● **What this task involves**: Return each line of the listing that has the word "description" in it.
═══ Data records ═══
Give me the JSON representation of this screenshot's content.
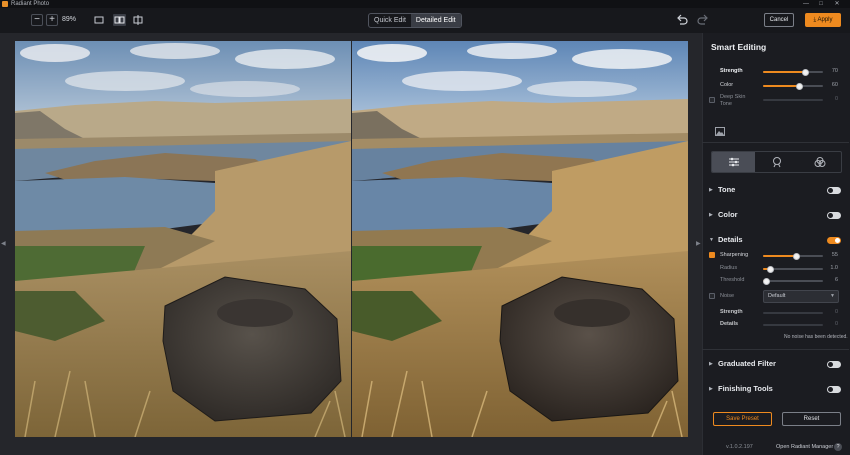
{
  "window": {
    "title": "Radiant Photo",
    "controls": {
      "minimize": "—",
      "maximize": "□",
      "close": "✕"
    }
  },
  "toolbar": {
    "zoom_out": "−",
    "zoom_in": "+",
    "zoom_level": "89%",
    "view_modes": [
      "single-view-icon",
      "side-by-side-icon",
      "split-view-icon"
    ],
    "edit_modes": [
      {
        "label": "Quick Edit",
        "active": false
      },
      {
        "label": "Detailed Edit",
        "active": true
      }
    ],
    "cancel_label": "Cancel",
    "apply_label": "Apply",
    "accent": "#ee8a1f"
  },
  "canvas": {
    "left_arrow": "◀",
    "right_arrow": "▶"
  },
  "panel": {
    "title": "Smart Editing",
    "smart": {
      "strength": {
        "label": "Strength",
        "value": "70",
        "fraction": 0.7
      },
      "color": {
        "label": "Color",
        "value": "60",
        "fraction": 0.6
      },
      "deep_skin": {
        "label_line1": "Deep Skin",
        "label_line2": "Tone",
        "value": "0",
        "fraction": 0
      }
    },
    "image_icon": "image-icon",
    "tabs": [
      "sliders-icon",
      "portrait-icon",
      "color-circles-icon"
    ],
    "sections": {
      "tone": {
        "label": "Tone",
        "enabled": false
      },
      "color": {
        "label": "Color",
        "enabled": false
      },
      "details": {
        "label": "Details",
        "enabled": true
      },
      "graduated": {
        "label": "Graduated Filter",
        "enabled": false
      },
      "finishing": {
        "label": "Finishing Tools",
        "enabled": false
      }
    },
    "details": {
      "sharpening": {
        "label": "Sharpening",
        "value": "55",
        "fraction": 0.55
      },
      "radius": {
        "label": "Radius",
        "value": "1.0",
        "fraction": 0.12
      },
      "threshold": {
        "label": "Threshold",
        "value": "6",
        "fraction": 0.06
      },
      "noise": {
        "label": "Noise",
        "selected": "Default"
      },
      "noise_strength": {
        "label": "Strength",
        "value": "0"
      },
      "noise_details": {
        "label": "Details",
        "value": "0"
      },
      "note": "No noise has been detected."
    },
    "save_preset": "Save Preset",
    "reset": "Reset",
    "version": "v.1.0.2.197",
    "manager": "Open Radiant Manager",
    "help": "?"
  }
}
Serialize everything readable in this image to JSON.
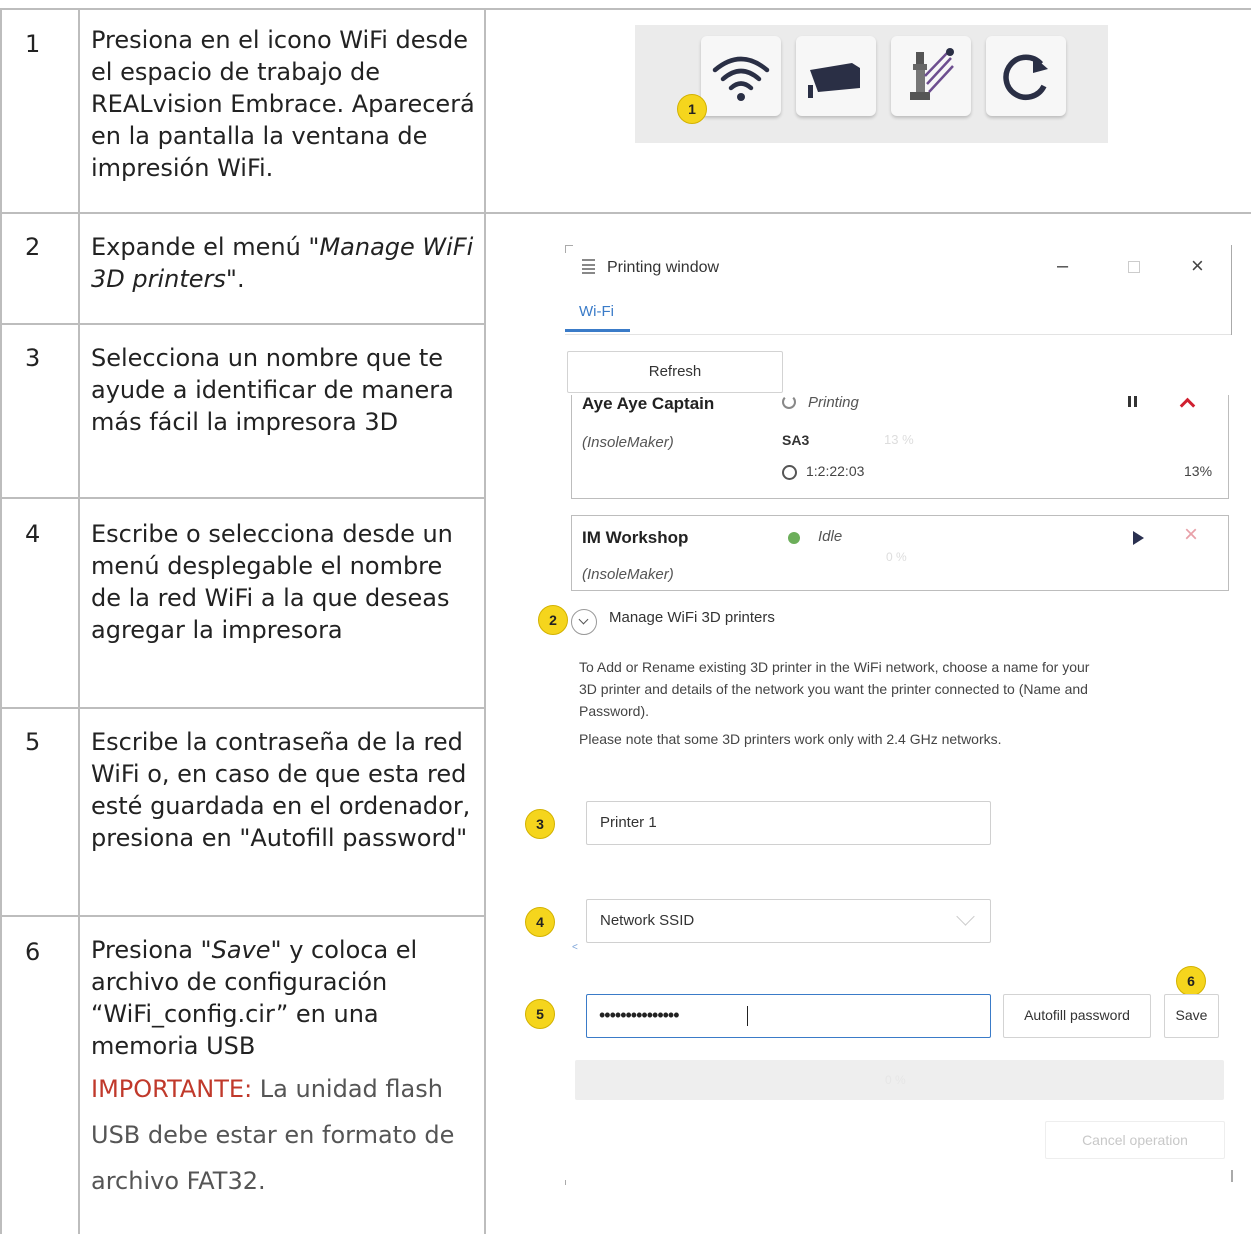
{
  "steps": [
    {
      "num": "1",
      "text": "Presiona en el icono WiFi desde el espacio de trabajo de REALvision Embrace. Aparecerá en la pantalla la ventana de impresión WiFi."
    },
    {
      "num": "2",
      "text_pre": "Expande el menú \"",
      "text_em": "Manage WiFi 3D printers",
      "text_post": "\"."
    },
    {
      "num": "3",
      "text": "Selecciona un nombre que te ayude a identificar de manera más fácil la impresora 3D"
    },
    {
      "num": "4",
      "text": "Escribe o selecciona desde un menú desplegable el nombre de la red WiFi a la que deseas agregar la impresora"
    },
    {
      "num": "5",
      "text": "Escribe la contraseña de la red WiFi o, en caso de que esta red esté guardada en el ordenador, presiona en \"Autofill password\""
    },
    {
      "num": "6",
      "text_pre": "Presiona \"",
      "text_em": "Save",
      "text_post": "\" y coloca el archivo de configuración “WiFi_config.cir” en una memoria USB",
      "important_label": "IMPORTANTE:",
      "important_text": " La unidad flash USB debe estar en formato de archivo FAT32."
    }
  ],
  "toolbar": {
    "badge": "1",
    "icons": [
      "wifi-icon",
      "camera-icon",
      "calibration-icon",
      "refresh-icon"
    ]
  },
  "window": {
    "title": "Printing window",
    "tab": "Wi-Fi",
    "refresh_label": "Refresh",
    "printers": [
      {
        "name": "Aye Aye Captain",
        "model": "(InsoleMaker)",
        "status": "Printing",
        "code": "SA3",
        "progress_text": "13 %",
        "time": "1:2:22:03",
        "percent": "13%",
        "progress": 0.13
      },
      {
        "name": "IM Workshop",
        "model": "(InsoleMaker)",
        "status": "Idle",
        "progress_text": "0 %",
        "progress": 0
      }
    ],
    "manage": {
      "badge": "2",
      "label": "Manage WiFi 3D printers",
      "desc_line1": "To Add or Rename existing 3D printer in the WiFi network, choose a name for your",
      "desc_line2": "3D printer and details of the network you want the printer connected to (Name and",
      "desc_line3": "Password).",
      "desc_line4": "Please note that some 3D printers work only with 2.4 GHz networks."
    },
    "name_badge": "3",
    "name_value": "Printer 1",
    "ssid_badge": "4",
    "ssid_value": "Network SSID",
    "password_badge": "5",
    "password_value": "•••••••••••••••",
    "autofill_label": "Autofill password",
    "save_badge": "6",
    "save_label": "Save",
    "overall_progress_text": "0 %",
    "cancel_label": "Cancel operation"
  }
}
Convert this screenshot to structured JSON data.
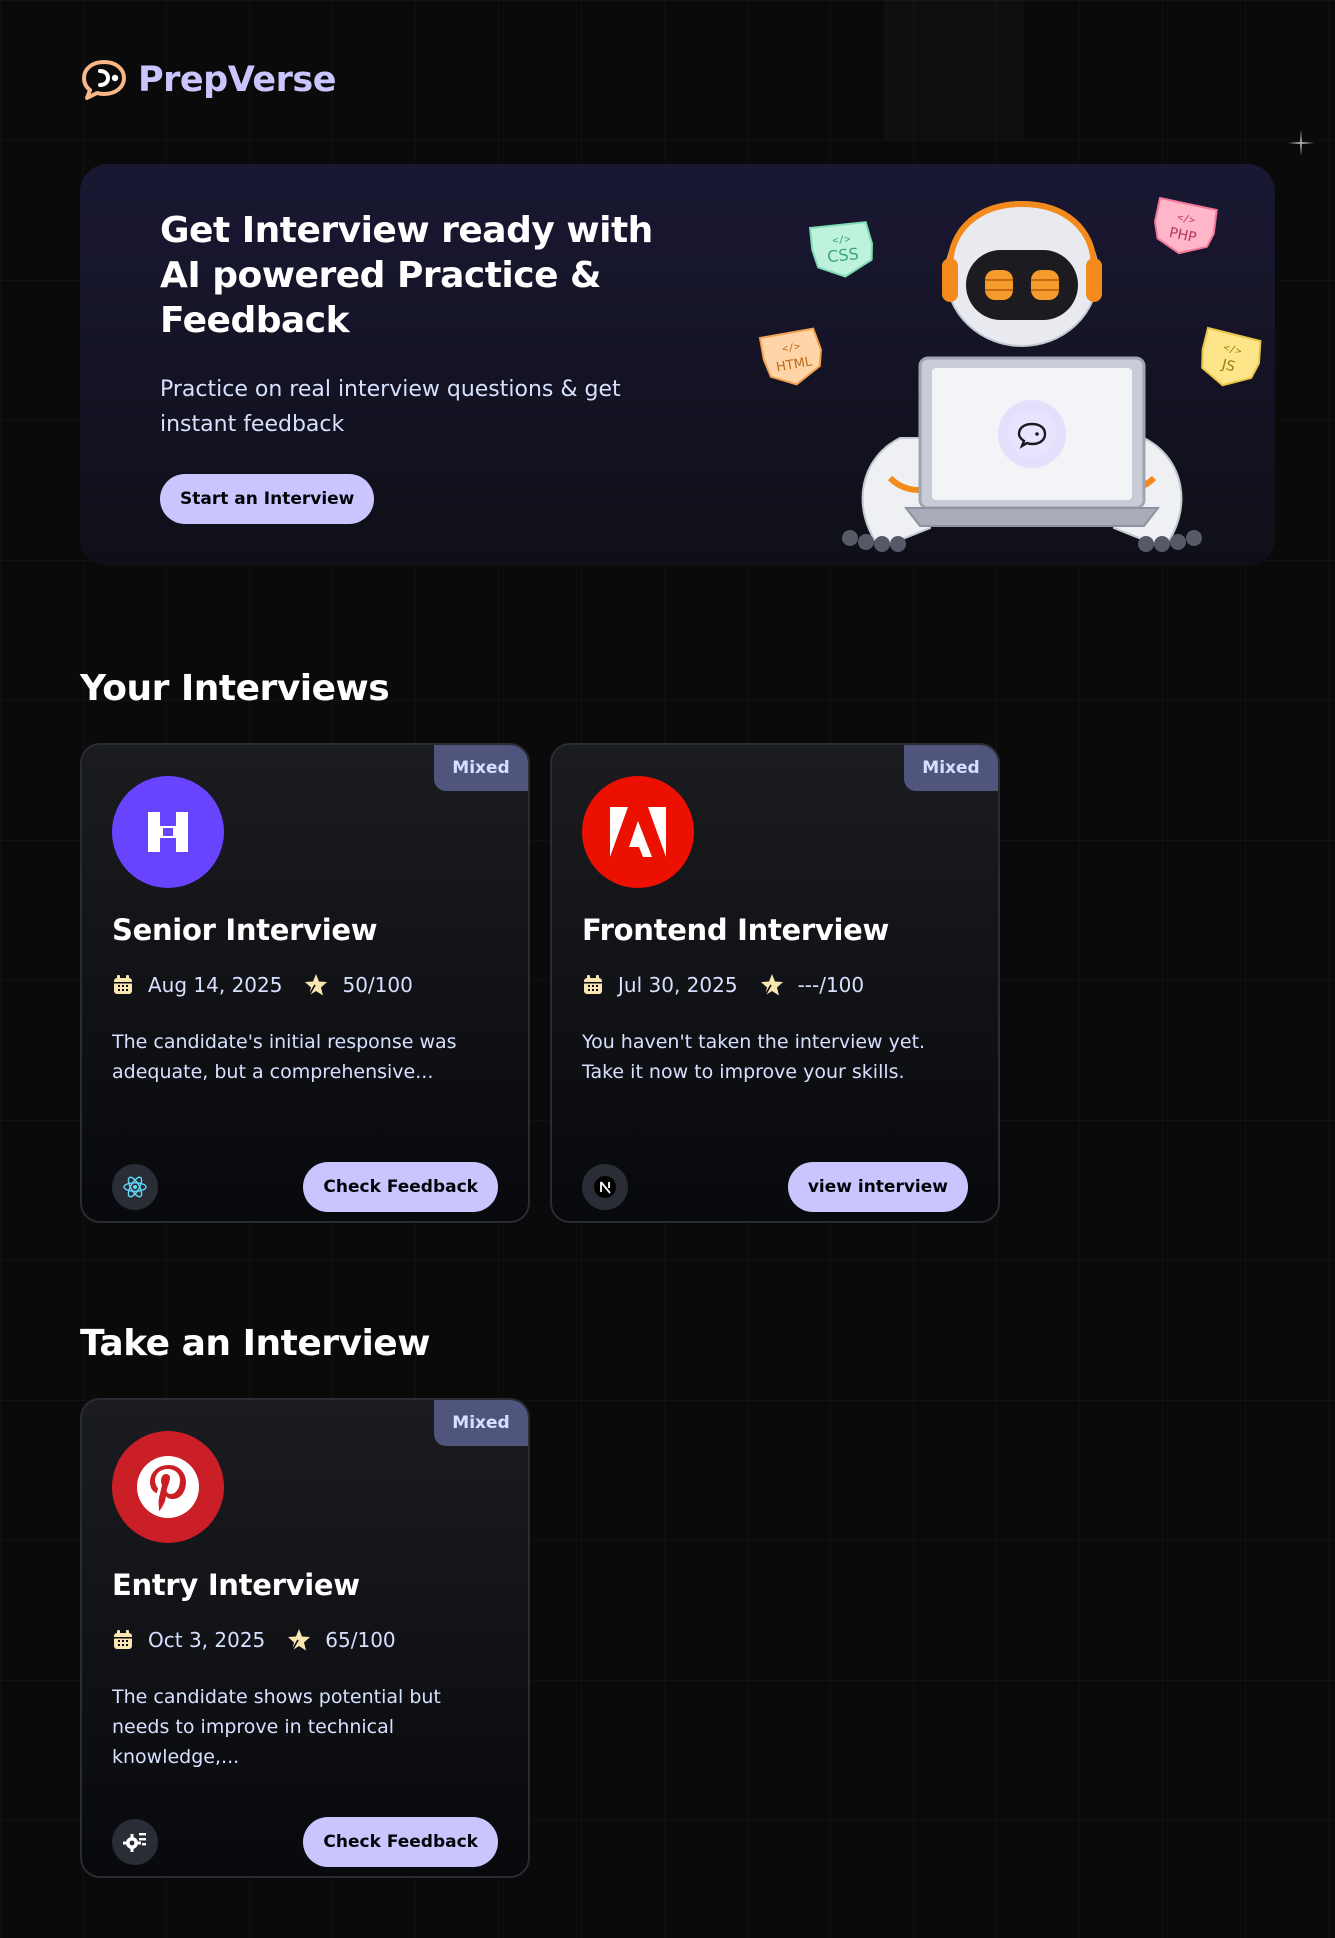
{
  "app": {
    "name": "PrepVerse"
  },
  "hero": {
    "title": "Get Interview ready with AI powered Practice & Feedback",
    "subtitle": "Practice on real interview questions & get instant feedback",
    "cta_label": "Start an Interview",
    "tags": [
      "CSS",
      "PHP",
      "HTML",
      "JS"
    ]
  },
  "sections": {
    "your_interviews": "Your Interviews",
    "take_interview": "Take an Interview"
  },
  "your_interviews": [
    {
      "badge": "Mixed",
      "logo": "hashnode-logo",
      "logo_color": "#6944ff",
      "title": "Senior Interview",
      "date": "Aug 14, 2025",
      "score": "50/100",
      "description": "The candidate's initial response was adequate, but a comprehensive...",
      "tech_icon": "react-icon",
      "action_label": "Check Feedback"
    },
    {
      "badge": "Mixed",
      "logo": "adobe-logo",
      "logo_color": "#eb1000",
      "title": "Frontend Interview",
      "date": "Jul 30, 2025",
      "score": "---/100",
      "description": "You haven't taken the interview yet. Take it now to improve your skills.",
      "tech_icon": "nextjs-icon",
      "action_label": "view interview"
    }
  ],
  "take_interviews": [
    {
      "badge": "Mixed",
      "logo": "pinterest-logo",
      "logo_color": "#cb1f27",
      "title": "Entry Interview",
      "date": "Oct 3, 2025",
      "score": "65/100",
      "description": "The candidate shows potential but needs to improve in technical knowledge,...",
      "tech_icon": "gear-icon",
      "action_label": "Check Feedback"
    }
  ],
  "colors": {
    "background": "#0a0a0b",
    "accent": "#cac5fe",
    "badge": "#4f557d",
    "text_light": "#d6e0ff",
    "star": "#fae6b1"
  }
}
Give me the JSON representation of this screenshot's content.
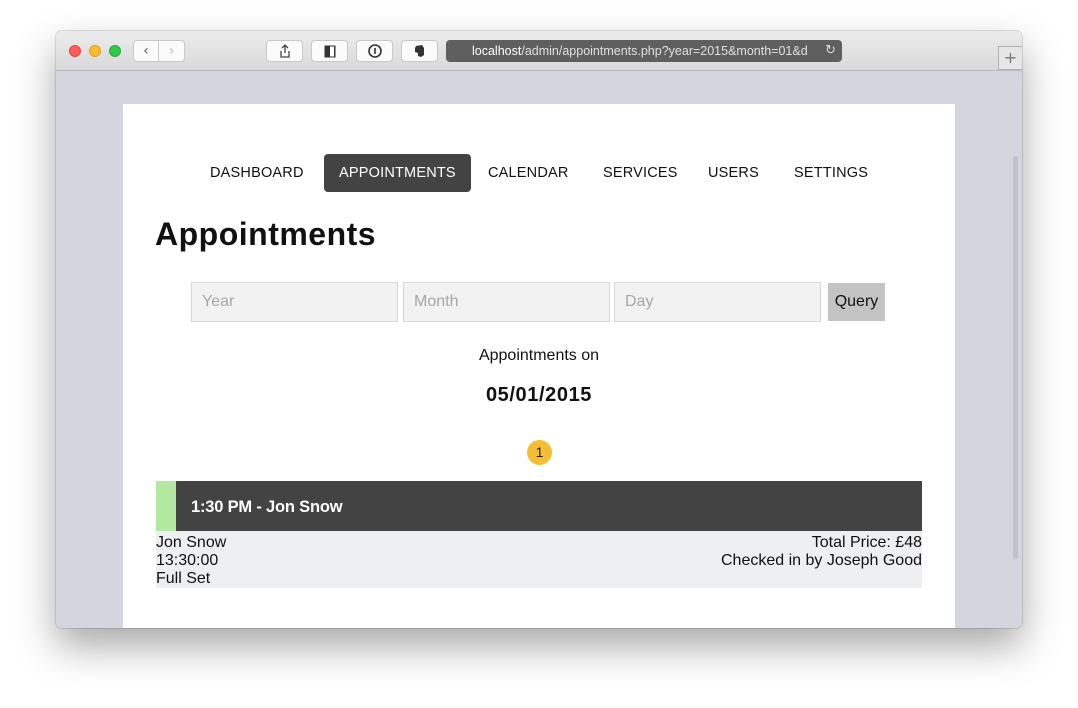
{
  "browser": {
    "url_host": "localhost",
    "url_path": "/admin/appointments.php?year=2015&month=01&d"
  },
  "nav": {
    "items": [
      {
        "label": "DASHBOARD"
      },
      {
        "label": "APPOINTMENTS"
      },
      {
        "label": "CALENDAR"
      },
      {
        "label": "SERVICES"
      },
      {
        "label": "USERS"
      },
      {
        "label": "SETTINGS"
      }
    ],
    "active": "APPOINTMENTS"
  },
  "page": {
    "title": "Appointments"
  },
  "query": {
    "year_placeholder": "Year",
    "month_placeholder": "Month",
    "day_placeholder": "Day",
    "button_label": "Query"
  },
  "results": {
    "heading": "Appointments on",
    "date": "05/01/2015",
    "count": "1"
  },
  "appointments": [
    {
      "title": "1:30 PM - Jon Snow",
      "name": "Jon Snow",
      "time": "13:30:00",
      "service": "Full Set",
      "total_price": "Total Price: £48",
      "checked_in": "Checked in by Joseph Good",
      "status_color": "#b2e8a0"
    }
  ],
  "colors": {
    "nav_active_bg": "#434343",
    "appointment_header_bg": "#434343",
    "badge": "#f5bc36"
  }
}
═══
● **Result of this exercise**:
      "description": "The candidate's initial response was adequate, but a comprehensive...",
      "description": "You haven't taken the interview yet. Take it now to improve your skills.",
      "description": "The candidate shows potential but needs to improve in technical knowledge,...",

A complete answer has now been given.